South African Defence and Military Veterans Minister Nosiviwe Mapisa-Nqakula needs to verify her facts before she speaks, or risk further embarrassment to the South African National Defence Force.
The minister recently made a faux pas when she referred to the wrong person as recipient of the United Nation’s Captain Mbaye Diagne Medal for Exceptional Courage.
In May Malawian soldier Private Chancy Chitete was named as the recipient of the Mbaye Diagne Medal. He was posthumously awarded the medal for “heroism and sacrifice” displayed while deployed in the Democratic Republic of Congo helping MONUSCO peacekeepers dislodge opposition ADF forces and saving the life of a wounded comrade.
If Mapisa-Nqakula is to be believed the medal was awarded to SA Air Force (SAAF) Oryx helicopter pilot Lieutenant Colonel Stefan King. She told Parliament his “display of remarkable courage under enemy fire earned him the United Nations Captain Mbaye Diagne Medal for Exceptional Courage. His actions and those of his crew in this high threat situation, is the hallmark of the valour and battle skills we strive for in our armed forces”.
King was nominated for the medal but the UN awarded it to the Malawian. The second-in-command of 19 Squadron received a letter of commendation from the world body in appreciation of his valour. defenceWeb first reported on the nomination late in May. With the exception of the incorrect mention by the Minister, neither the SA National Defence Force (SANDF), SAAF nor the Department of Defence (DoD) has made any public statement about the lieutenant colonel’s heroics.
The Minister has also embarrassed herself when in 2016 she accused the South African Air Force Museum of stealing SAAF aircraft, resulting in insufficient numbers of aircraft in active service.
Another side of the apparent neglect South Africa’s military management sometimes has for those in its service comes after the death of three SA Navy personnel in Durban ahead of the Armed Forces Day commemoration in the port city two years ago.
Leading Seaman Amrithlall Tothara Ramdin, Able Seaman Francois William Mundell and Seaman Henro Ter Borg all died attempting to rescue workers caught in a gas leak at Naval Base Durban.
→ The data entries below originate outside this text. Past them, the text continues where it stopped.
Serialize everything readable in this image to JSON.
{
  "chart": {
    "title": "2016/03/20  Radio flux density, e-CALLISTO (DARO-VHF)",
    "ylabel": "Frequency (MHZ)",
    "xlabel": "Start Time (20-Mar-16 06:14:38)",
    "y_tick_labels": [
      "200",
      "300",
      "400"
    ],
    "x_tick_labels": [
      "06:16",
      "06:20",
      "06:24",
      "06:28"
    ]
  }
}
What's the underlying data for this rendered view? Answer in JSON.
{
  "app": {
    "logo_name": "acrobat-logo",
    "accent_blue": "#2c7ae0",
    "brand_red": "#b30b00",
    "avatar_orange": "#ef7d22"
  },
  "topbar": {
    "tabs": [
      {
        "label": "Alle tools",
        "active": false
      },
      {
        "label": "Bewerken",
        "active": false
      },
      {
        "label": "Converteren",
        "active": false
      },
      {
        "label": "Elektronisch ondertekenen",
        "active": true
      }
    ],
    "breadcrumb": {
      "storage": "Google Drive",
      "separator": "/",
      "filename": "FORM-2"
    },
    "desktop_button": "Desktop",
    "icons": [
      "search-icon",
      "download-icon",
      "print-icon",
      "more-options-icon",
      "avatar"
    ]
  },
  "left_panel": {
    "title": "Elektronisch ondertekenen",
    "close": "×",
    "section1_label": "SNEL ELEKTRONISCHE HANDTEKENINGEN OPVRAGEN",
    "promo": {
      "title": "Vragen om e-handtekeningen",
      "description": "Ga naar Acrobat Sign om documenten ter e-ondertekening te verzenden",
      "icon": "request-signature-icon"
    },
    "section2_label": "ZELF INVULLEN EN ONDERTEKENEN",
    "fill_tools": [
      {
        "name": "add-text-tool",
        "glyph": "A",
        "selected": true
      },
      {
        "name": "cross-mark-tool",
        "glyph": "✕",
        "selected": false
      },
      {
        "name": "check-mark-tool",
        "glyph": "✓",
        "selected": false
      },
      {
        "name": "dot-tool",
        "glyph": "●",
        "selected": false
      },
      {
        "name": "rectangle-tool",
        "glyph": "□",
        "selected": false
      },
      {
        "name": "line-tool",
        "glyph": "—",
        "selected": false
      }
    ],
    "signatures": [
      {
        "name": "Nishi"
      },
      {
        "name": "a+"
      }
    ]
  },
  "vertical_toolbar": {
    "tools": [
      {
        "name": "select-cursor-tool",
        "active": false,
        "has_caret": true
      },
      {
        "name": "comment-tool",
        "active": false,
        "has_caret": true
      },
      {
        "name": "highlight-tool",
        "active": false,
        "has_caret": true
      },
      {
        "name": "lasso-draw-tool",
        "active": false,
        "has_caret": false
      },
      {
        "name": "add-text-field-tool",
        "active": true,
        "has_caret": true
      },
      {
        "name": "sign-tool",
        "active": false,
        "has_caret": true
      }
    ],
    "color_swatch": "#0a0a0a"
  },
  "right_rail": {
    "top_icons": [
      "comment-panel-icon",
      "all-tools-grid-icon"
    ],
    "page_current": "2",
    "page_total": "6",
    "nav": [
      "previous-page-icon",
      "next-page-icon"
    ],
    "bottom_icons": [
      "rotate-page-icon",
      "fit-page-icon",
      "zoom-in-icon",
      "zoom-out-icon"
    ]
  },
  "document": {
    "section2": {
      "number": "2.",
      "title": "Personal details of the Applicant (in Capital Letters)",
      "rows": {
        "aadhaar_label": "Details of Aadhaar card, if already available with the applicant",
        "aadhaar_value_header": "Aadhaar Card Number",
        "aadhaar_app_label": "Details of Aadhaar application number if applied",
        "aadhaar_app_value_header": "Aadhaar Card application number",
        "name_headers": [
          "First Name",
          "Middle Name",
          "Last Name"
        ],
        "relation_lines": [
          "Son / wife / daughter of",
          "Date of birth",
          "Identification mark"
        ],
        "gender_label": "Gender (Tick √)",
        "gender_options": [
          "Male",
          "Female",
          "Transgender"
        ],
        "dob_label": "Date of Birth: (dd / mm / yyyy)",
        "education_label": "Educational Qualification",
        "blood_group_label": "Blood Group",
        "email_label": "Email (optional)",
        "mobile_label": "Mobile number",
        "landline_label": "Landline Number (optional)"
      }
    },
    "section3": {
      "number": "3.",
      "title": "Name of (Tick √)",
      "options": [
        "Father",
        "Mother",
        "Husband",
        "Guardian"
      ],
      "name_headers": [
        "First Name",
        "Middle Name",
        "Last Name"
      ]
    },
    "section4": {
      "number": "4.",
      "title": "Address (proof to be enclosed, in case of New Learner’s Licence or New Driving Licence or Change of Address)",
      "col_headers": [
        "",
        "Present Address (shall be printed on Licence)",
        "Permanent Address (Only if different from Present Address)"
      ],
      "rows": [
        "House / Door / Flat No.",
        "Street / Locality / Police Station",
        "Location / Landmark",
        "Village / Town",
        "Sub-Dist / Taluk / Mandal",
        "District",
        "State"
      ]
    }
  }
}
Their valiant actions were noted by Navy Chief, Vice Admiral Mosuwa Hlongwane, with indications all three would be nominated for the Order of Mendi for Bravery. This has not yet happened.